### Information shown:
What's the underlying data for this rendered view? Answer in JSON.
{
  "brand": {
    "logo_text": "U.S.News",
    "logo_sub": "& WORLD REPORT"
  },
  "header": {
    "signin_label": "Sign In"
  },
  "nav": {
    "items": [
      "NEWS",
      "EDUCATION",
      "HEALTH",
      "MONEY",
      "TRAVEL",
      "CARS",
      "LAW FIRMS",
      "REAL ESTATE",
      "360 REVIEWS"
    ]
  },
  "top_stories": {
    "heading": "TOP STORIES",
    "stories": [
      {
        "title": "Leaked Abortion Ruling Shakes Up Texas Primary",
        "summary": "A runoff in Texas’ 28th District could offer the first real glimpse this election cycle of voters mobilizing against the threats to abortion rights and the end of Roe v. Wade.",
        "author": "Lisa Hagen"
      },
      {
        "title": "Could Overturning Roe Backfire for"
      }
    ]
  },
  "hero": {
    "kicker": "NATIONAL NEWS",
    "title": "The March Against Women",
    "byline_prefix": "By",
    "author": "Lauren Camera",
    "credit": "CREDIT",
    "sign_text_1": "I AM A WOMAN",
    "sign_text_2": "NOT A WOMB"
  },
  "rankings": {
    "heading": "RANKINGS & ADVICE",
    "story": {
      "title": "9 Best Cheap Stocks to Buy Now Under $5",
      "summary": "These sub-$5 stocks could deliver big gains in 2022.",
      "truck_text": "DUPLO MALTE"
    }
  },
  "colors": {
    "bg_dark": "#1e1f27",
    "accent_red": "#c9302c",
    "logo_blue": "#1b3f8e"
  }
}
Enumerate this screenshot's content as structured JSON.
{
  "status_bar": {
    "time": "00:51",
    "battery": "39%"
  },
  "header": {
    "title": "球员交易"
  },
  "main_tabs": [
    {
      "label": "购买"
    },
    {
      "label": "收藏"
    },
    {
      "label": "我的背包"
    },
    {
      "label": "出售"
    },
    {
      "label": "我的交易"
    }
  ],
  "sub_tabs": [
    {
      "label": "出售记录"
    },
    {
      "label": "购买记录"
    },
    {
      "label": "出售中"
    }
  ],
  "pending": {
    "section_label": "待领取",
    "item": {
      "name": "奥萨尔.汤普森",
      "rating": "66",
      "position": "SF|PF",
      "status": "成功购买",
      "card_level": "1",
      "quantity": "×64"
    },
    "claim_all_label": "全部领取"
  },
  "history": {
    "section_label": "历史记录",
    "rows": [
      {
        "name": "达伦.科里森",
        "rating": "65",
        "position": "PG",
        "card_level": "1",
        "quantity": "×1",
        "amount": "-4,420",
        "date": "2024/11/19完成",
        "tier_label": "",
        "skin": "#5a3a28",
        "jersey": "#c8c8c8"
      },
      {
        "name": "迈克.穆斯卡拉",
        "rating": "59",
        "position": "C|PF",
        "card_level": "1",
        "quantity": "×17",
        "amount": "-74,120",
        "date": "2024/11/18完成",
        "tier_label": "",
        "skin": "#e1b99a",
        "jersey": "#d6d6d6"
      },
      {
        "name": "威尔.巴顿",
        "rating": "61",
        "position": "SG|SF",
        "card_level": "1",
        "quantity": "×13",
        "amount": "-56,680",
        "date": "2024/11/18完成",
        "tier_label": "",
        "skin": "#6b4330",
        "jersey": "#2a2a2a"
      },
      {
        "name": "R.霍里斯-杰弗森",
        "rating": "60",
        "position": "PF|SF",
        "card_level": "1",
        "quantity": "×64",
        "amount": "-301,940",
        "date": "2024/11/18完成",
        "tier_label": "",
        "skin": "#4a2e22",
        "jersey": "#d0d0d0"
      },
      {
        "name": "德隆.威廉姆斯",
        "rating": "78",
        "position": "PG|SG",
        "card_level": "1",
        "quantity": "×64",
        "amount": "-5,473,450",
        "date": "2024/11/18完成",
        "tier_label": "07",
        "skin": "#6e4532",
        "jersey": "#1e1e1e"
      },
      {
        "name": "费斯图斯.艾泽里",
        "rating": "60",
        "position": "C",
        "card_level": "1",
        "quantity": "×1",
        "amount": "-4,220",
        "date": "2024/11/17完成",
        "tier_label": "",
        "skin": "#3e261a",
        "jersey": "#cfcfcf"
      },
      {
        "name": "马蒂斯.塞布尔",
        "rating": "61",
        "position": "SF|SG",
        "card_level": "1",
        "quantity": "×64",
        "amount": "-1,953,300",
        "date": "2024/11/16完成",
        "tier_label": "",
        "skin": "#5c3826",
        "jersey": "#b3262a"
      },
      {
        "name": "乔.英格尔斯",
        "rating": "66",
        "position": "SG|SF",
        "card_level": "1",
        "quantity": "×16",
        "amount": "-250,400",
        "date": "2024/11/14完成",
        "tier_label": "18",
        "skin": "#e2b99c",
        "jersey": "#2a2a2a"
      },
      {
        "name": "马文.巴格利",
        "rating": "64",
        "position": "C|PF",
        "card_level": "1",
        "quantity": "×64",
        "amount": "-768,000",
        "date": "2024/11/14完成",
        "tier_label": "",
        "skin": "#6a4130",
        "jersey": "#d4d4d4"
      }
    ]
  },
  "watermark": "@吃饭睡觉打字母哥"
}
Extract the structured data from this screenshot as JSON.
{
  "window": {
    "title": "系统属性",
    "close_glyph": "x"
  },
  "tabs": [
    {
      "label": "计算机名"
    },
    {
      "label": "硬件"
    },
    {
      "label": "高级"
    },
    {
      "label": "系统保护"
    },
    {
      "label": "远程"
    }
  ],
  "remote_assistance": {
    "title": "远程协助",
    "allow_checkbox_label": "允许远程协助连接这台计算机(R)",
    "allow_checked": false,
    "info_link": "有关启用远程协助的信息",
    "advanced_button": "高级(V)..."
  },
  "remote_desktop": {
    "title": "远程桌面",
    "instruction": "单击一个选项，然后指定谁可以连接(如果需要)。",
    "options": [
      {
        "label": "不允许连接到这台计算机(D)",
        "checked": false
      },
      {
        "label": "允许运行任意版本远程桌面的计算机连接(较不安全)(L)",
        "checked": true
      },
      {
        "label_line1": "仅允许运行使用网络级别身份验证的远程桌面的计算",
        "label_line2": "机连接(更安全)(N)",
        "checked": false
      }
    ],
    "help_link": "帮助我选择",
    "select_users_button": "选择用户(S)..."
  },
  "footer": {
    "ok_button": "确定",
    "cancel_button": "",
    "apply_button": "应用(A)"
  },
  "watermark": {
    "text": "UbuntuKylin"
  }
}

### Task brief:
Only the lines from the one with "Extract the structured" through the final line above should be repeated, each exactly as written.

### Response to this task:
Extract the structured data from this screenshot as JSON.
{
  "window": {
    "title": "系统属性",
    "close_glyph": "x"
  },
  "tabs": [
    {
      "label": "计算机名"
    },
    {
      "label": "硬件"
    },
    {
      "label": "高级"
    },
    {
      "label": "系统保护"
    },
    {
      "label": "远程"
    }
  ],
  "remote_assistance": {
    "title": "远程协助",
    "allow_checkbox_label": "允许远程协助连接这台计算机(R)",
    "allow_checked": false,
    "info_link": "有关启用远程协助的信息",
    "advanced_button": "高级(V)..."
  },
  "remote_desktop": {
    "title": "远程桌面",
    "instruction": "单击一个选项，然后指定谁可以连接(如果需要)。",
    "options": [
      {
        "label": "不允许连接到这台计算机(D)",
        "checked": false
      },
      {
        "label": "允许运行任意版本远程桌面的计算机连接(较不安全)(L)",
        "checked": true
      },
      {
        "label_line1": "仅允许运行使用网络级别身份验证的远程桌面的计算",
        "label_line2": "机连接(更安全)(N)",
        "checked": false
      }
    ],
    "help_link": "帮助我选择",
    "select_users_button": "选择用户(S)..."
  },
  "footer": {
    "ok_button": "确定",
    "cancel_button": "",
    "apply_button": "应用(A)"
  },
  "watermark": {
    "text": "UbuntuKylin"
  }
}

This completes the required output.